### [WHAT YOU SHOULD DO]
Check each line below for "JSON" and give the count of those that have it, nothing else.

Saved data entries

========

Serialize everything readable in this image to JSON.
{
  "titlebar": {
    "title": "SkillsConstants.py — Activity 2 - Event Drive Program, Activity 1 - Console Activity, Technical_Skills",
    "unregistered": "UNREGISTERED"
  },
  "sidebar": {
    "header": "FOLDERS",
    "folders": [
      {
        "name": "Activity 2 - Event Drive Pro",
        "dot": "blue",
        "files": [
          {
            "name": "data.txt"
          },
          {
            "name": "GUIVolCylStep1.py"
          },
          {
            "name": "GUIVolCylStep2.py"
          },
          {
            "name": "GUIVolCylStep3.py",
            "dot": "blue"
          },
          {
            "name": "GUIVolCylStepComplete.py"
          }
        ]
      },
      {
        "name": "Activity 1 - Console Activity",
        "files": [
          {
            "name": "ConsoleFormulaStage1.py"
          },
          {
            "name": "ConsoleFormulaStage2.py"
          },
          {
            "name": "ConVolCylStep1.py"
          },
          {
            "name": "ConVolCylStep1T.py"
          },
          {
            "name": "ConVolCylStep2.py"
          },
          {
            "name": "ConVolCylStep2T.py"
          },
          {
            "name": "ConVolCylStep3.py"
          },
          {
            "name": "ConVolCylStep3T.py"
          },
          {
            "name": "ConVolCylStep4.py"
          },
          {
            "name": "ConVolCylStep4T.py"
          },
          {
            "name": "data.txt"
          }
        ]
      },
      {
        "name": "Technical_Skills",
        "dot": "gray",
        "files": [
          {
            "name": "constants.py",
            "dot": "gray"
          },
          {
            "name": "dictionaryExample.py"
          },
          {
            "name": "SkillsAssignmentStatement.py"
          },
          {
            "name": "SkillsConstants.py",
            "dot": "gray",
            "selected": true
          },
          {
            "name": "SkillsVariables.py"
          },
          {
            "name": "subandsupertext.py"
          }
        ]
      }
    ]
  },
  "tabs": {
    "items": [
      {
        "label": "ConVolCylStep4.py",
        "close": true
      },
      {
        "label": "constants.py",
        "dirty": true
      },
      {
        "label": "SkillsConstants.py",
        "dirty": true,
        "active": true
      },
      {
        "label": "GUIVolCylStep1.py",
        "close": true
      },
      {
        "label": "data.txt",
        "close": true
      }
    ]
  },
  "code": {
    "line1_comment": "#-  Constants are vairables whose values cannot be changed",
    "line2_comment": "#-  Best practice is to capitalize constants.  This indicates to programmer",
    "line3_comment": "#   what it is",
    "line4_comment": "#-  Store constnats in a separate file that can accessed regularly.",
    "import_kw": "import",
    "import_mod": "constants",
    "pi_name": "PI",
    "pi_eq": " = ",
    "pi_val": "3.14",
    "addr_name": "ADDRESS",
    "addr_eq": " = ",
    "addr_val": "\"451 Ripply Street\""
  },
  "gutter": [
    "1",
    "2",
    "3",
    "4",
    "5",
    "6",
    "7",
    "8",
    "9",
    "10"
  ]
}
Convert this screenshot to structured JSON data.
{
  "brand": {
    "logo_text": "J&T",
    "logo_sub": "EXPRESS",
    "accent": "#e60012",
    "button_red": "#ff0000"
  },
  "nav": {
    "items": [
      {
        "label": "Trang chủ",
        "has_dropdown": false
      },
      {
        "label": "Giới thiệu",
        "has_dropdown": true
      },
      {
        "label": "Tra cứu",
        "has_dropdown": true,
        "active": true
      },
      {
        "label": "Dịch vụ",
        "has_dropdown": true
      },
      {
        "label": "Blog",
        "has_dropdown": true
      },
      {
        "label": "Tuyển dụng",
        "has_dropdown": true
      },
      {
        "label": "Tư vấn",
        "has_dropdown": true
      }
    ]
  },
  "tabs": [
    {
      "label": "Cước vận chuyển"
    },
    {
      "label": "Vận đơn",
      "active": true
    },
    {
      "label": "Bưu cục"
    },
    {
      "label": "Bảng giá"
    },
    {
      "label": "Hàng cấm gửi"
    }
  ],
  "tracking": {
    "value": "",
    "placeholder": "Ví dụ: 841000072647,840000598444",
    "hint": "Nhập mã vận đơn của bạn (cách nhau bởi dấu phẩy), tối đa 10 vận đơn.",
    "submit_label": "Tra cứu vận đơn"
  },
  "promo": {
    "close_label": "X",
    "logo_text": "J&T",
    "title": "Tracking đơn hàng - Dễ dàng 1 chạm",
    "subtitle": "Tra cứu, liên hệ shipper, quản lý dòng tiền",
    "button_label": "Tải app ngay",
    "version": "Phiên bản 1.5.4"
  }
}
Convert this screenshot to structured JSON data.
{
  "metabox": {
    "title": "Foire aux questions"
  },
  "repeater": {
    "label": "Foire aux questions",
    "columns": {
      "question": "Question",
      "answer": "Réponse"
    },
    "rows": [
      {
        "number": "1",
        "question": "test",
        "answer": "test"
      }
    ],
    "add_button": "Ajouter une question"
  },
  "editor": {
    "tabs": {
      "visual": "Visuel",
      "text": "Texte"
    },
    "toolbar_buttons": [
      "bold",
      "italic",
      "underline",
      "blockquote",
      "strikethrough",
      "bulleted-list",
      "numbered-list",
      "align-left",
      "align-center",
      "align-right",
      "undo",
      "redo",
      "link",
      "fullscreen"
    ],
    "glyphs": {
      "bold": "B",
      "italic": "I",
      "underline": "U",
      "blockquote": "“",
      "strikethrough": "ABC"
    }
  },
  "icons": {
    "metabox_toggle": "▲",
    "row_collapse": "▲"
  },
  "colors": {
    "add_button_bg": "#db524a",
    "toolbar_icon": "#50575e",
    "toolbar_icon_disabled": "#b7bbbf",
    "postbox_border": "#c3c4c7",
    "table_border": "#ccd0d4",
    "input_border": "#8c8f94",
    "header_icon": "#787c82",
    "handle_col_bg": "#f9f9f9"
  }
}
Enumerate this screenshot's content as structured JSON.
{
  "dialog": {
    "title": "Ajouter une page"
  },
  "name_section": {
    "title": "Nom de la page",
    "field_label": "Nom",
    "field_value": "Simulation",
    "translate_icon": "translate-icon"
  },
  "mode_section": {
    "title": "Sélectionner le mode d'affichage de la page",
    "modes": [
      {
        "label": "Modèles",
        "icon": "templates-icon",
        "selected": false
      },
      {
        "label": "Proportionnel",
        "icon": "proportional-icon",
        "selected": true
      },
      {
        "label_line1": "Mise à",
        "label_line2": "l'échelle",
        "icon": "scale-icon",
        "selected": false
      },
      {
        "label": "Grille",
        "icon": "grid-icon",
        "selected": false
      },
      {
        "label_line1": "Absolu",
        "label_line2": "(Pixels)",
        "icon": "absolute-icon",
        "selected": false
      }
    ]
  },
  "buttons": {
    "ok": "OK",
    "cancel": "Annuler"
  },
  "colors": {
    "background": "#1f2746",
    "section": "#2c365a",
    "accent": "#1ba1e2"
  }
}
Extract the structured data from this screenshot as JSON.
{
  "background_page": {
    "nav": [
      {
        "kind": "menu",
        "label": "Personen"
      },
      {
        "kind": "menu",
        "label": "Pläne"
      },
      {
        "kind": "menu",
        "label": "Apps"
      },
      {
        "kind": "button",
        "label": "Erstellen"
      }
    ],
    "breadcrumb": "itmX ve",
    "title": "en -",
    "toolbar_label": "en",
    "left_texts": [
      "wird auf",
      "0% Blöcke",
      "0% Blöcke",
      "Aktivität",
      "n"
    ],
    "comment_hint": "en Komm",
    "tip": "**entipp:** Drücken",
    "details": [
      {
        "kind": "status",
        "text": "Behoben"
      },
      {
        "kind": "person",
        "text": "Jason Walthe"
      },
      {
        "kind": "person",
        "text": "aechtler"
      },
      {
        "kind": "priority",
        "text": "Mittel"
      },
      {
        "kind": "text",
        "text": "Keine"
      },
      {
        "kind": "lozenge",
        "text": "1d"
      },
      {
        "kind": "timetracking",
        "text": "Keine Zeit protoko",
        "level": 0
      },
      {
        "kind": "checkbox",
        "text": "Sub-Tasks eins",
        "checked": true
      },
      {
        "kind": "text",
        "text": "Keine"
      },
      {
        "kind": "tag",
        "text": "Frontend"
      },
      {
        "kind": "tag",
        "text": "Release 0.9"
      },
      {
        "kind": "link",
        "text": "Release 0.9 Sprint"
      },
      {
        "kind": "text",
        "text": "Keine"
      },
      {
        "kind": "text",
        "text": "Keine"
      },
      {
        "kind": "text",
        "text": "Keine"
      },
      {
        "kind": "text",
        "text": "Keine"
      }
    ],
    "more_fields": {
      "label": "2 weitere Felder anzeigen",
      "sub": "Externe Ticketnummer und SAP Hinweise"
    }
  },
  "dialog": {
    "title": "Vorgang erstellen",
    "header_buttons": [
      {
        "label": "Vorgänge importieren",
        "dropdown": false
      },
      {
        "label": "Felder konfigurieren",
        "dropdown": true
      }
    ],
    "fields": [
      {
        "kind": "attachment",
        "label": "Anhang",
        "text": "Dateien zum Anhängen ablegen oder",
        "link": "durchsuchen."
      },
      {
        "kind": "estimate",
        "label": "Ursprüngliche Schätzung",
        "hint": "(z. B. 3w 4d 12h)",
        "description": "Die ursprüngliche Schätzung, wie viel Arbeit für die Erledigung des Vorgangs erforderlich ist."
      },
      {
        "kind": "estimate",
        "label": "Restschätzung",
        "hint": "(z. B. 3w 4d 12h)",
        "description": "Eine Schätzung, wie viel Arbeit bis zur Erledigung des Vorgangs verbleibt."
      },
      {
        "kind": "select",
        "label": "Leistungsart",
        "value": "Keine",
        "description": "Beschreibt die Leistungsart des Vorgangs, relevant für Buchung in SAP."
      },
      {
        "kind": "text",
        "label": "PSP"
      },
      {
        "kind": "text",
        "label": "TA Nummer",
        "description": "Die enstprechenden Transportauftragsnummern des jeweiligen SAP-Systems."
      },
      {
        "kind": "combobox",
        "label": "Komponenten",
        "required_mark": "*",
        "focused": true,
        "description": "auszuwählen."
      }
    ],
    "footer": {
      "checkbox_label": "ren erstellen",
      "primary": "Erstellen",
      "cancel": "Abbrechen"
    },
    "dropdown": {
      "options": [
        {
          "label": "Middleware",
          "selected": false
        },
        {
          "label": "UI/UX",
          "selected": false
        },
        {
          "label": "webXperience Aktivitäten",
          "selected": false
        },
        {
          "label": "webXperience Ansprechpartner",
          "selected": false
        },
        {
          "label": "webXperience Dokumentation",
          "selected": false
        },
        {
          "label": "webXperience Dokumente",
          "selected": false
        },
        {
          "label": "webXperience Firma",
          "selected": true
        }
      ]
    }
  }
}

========

### [ANSWER TO THE EXERCISE]
5